I was struggling with a viral conjunctivitis. After 2 visits to Moorfields and the condition getting worse, I was recommended to My-iClinic. I felt instantly looked after, and was seen almost daily due to the severity of the virus. It has now been 4 weeks and I am well on the mend thanks to the care and patience of Mr Bolger. I also found the pricing of this practice extremely reasonable unlike most of private practice medicine.

Beverly Herman

I’d highly recommend this clinic because of its nice, friendly and experienced team; they all are very professional in every aspect, you would get the best advise here! Also, the clinic looks very modern from the inside and you will just feel very comfortable and relaxed throughout the whole process in a place like this.

Valeriy Stepanov

About the experts

Meet the My-iClinic founders, Mr John Bolger and Ms Bola Odufuwa. Two consultant eye surgeons who made it their life goal to make your life better.

Bola Odufuwa

Consultant Ophthalmologist
Clinic Director
MBBS DO FRCS (Ed) FRCOphth MSc

Bola Odufuwa is a consultant ophthalmologist at The Royal Free Hospital and My-iClinic. Her specialities include cataract, glaucoma, paediatric, and laser refractive surgery. Bola has had extensive training at Moorfields Eye Hospital, London, where she gained expertise in the management of various eye conditions.

Bola Odufuwa’s special interests include optimal refractive outcomes following cataract surgery, non-penetrating glaucoma surgery, and assessment eyesight in children with special needs: particularly dyslexia and autism.
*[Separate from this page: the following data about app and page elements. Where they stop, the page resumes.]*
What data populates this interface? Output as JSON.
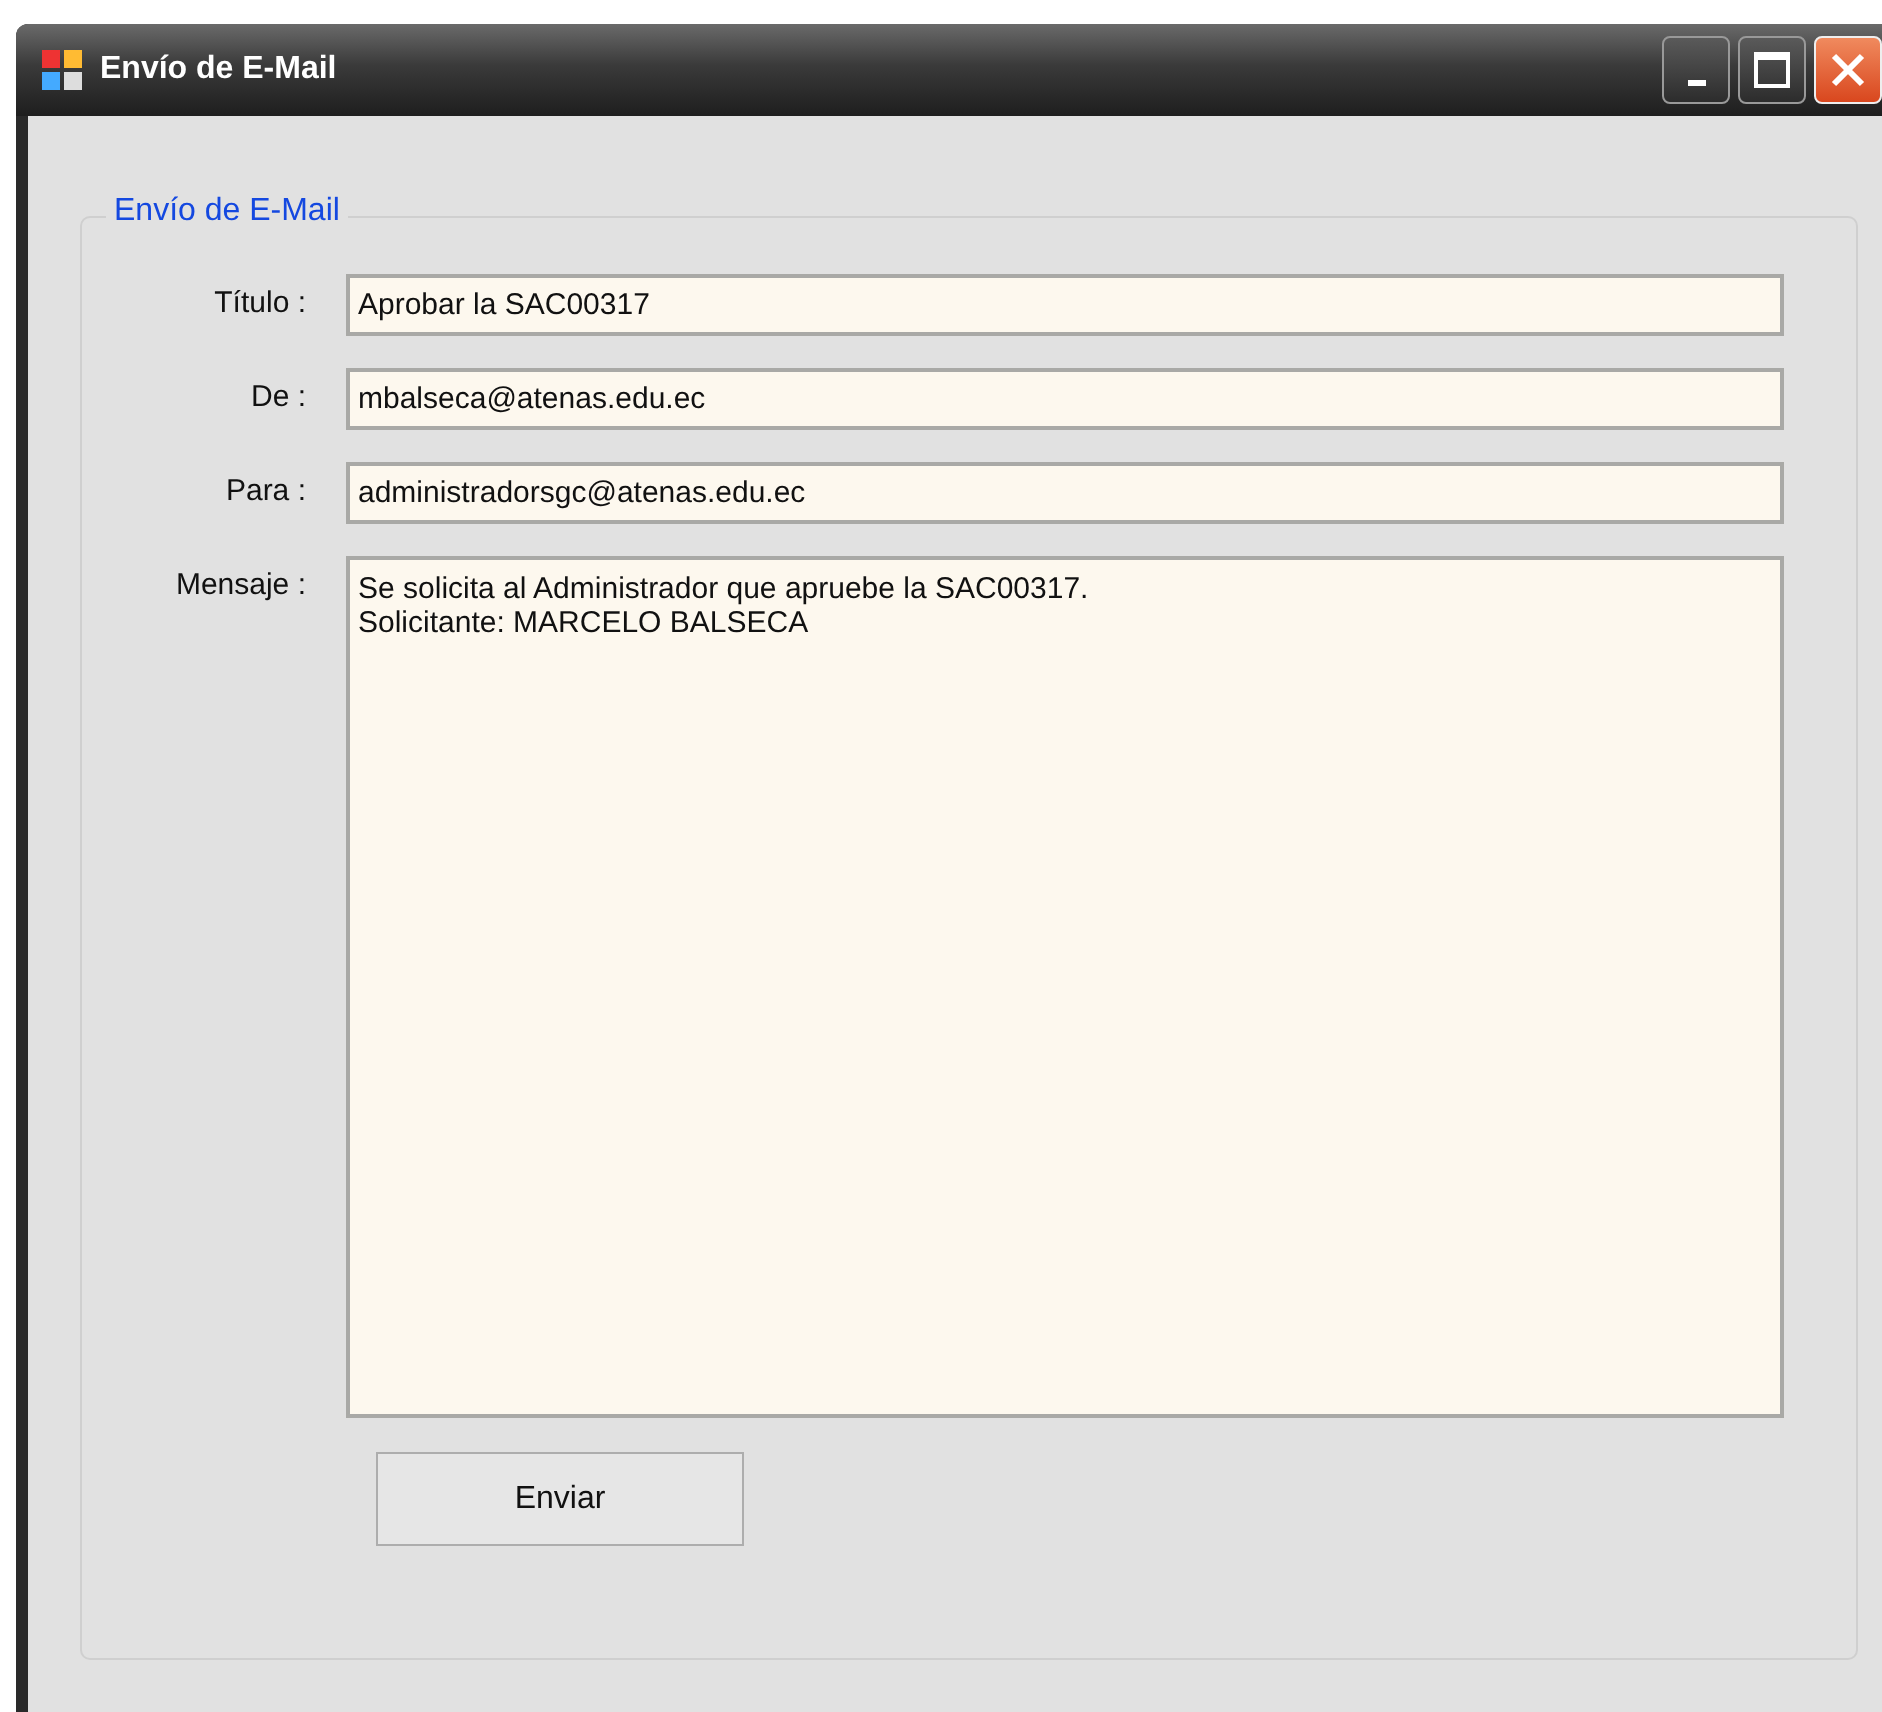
{
  "window": {
    "title": "Envío de E-Mail"
  },
  "group": {
    "title": "Envío de E-Mail"
  },
  "fields": [
    {
      "kind": "line",
      "label": "Título :",
      "value": "Aprobar la SAC00317"
    },
    {
      "kind": "line",
      "label": "De :",
      "value": "mbalseca@atenas.edu.ec"
    },
    {
      "kind": "line",
      "label": "Para :",
      "value": "administradorsgc@atenas.edu.ec"
    },
    {
      "kind": "multiline",
      "label": "Mensaje :",
      "value": "Se solicita al Administrador que apruebe la SAC00317.\nSolicitante: MARCELO BALSECA"
    }
  ],
  "buttons": [
    "Enviar"
  ]
}
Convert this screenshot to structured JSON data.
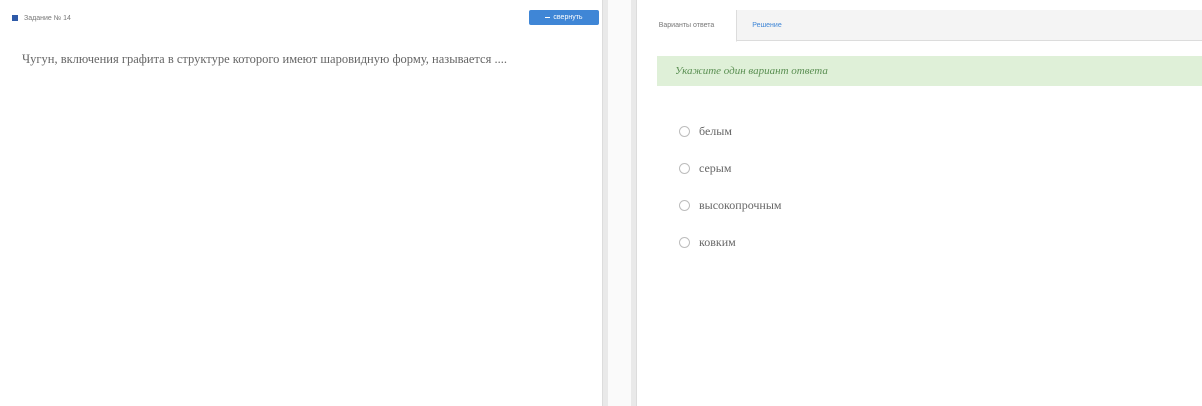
{
  "task": {
    "title": "Задание № 14",
    "collapse_label": "свернуть"
  },
  "question": "Чугун, включения графита в структуре которого имеют шаровидную форму, называется ....",
  "tabs": [
    {
      "label": "Варианты ответа"
    },
    {
      "label": "Решение"
    }
  ],
  "notice": "Укажите один вариант ответа",
  "options": [
    {
      "label": "белым"
    },
    {
      "label": "серым"
    },
    {
      "label": "высокопрочным"
    },
    {
      "label": "ковким"
    }
  ]
}
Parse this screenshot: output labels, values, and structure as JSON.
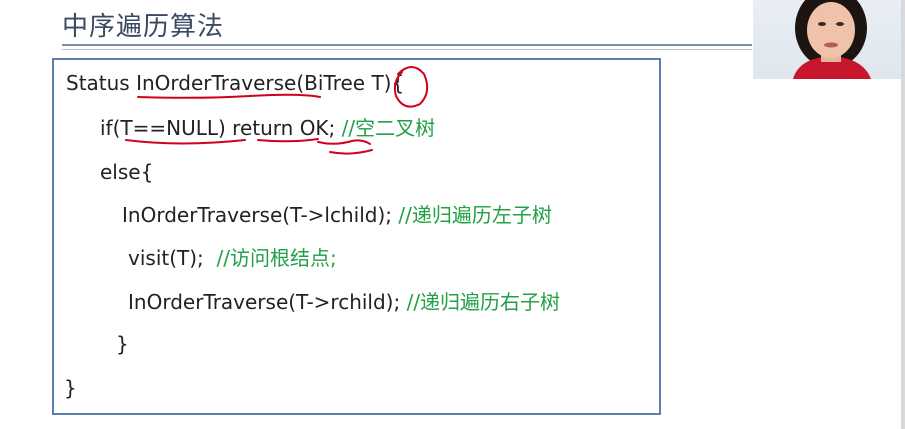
{
  "slide": {
    "title": "中序遍历算法"
  },
  "code": {
    "line1": "Status InOrderTraverse(BiTree T){",
    "line2_code": "if(T==NULL) return OK; ",
    "line2_comment": "//空二叉树",
    "line3": "else{",
    "line4_code": "InOrderTraverse(T->lchild); ",
    "line4_comment": "//递归遍历左子树",
    "line5_code": "visit(T);  ",
    "line5_comment": "//访问根结点;",
    "line6_code": "InOrderTraverse(T->rchild); ",
    "line6_comment": "//递归遍历右子树",
    "line7": "}",
    "line8": "}"
  },
  "colors": {
    "title": "#3a4a63",
    "box_border": "#5b7fae",
    "comment": "#22a046",
    "annotation_ink": "#d0021b"
  }
}
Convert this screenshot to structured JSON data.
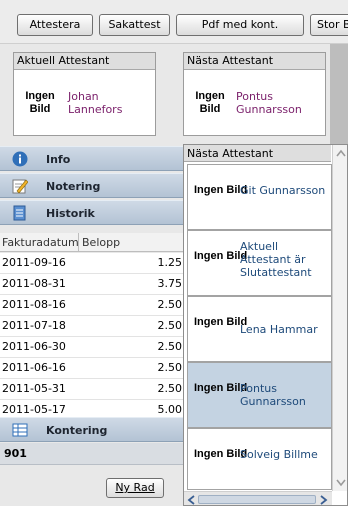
{
  "toolbar": {
    "attestera": "Attestera",
    "sakattest": "Sakattest",
    "pdf": "Pdf med kont.",
    "stor": "Stor B"
  },
  "current_attestant": {
    "header": "Aktuell Attestant",
    "no_image": "Ingen Bild",
    "name": "Johan Lannefors"
  },
  "next_attestant": {
    "header": "Nästa Attestant",
    "no_image": "Ingen Bild",
    "name": "Pontus Gunnarsson"
  },
  "accordion": {
    "info": "Info",
    "notering": "Notering",
    "historik": "Historik",
    "kontering": "Kontering"
  },
  "history_table": {
    "columns": [
      "Fakturadatum",
      "Belopp"
    ],
    "rows": [
      {
        "date": "2011-09-16",
        "amount": "1.25"
      },
      {
        "date": "2011-08-31",
        "amount": "3.75"
      },
      {
        "date": "2011-08-16",
        "amount": "2.50"
      },
      {
        "date": "2011-07-18",
        "amount": "2.50"
      },
      {
        "date": "2011-06-30",
        "amount": "2.50"
      },
      {
        "date": "2011-06-16",
        "amount": "2.50"
      },
      {
        "date": "2011-05-31",
        "amount": "2.50"
      },
      {
        "date": "2011-05-17",
        "amount": "5.00"
      }
    ]
  },
  "kontering_value": "901",
  "ny_rad_button": "Ny Rad",
  "dropdown": {
    "header": "Nästa Attestant",
    "no_image": "Ingen Bild",
    "options": [
      {
        "name": "Git Gunnarsson",
        "selected": false
      },
      {
        "name": "Aktuell Attestant är Slutattestant",
        "selected": false
      },
      {
        "name": "Lena Hammar",
        "selected": false
      },
      {
        "name": "Pontus Gunnarsson",
        "selected": true
      },
      {
        "name": "Solveig Billme",
        "selected": false
      }
    ]
  },
  "colors": {
    "accordion_bg": "#c0cedd",
    "selected_option": "#c4d3e2",
    "name_text": "#7a1f6a"
  }
}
Mr John Bolger

Consultant Ophthalmologist
Clinic Director
FRCS DO FEBOS -CR

John Bolger is a Consultant Ophthalmologist and Clinic Director at My-iClinic. His specialities include ophthalmology, laser refractive surgery (SMILE, Presbyond, LASIK, PRK, PTK), refractive lens exchange (RLE), cataract surgery, glaucoma treatment and macular degeneration.

Over the course of his career, John Bolger has carried out over 35,000 cataract operations, 20 of which were for eye surgeons. He has also taught over 1500 young ophthalmologists worldwide as they begin their surgical careers.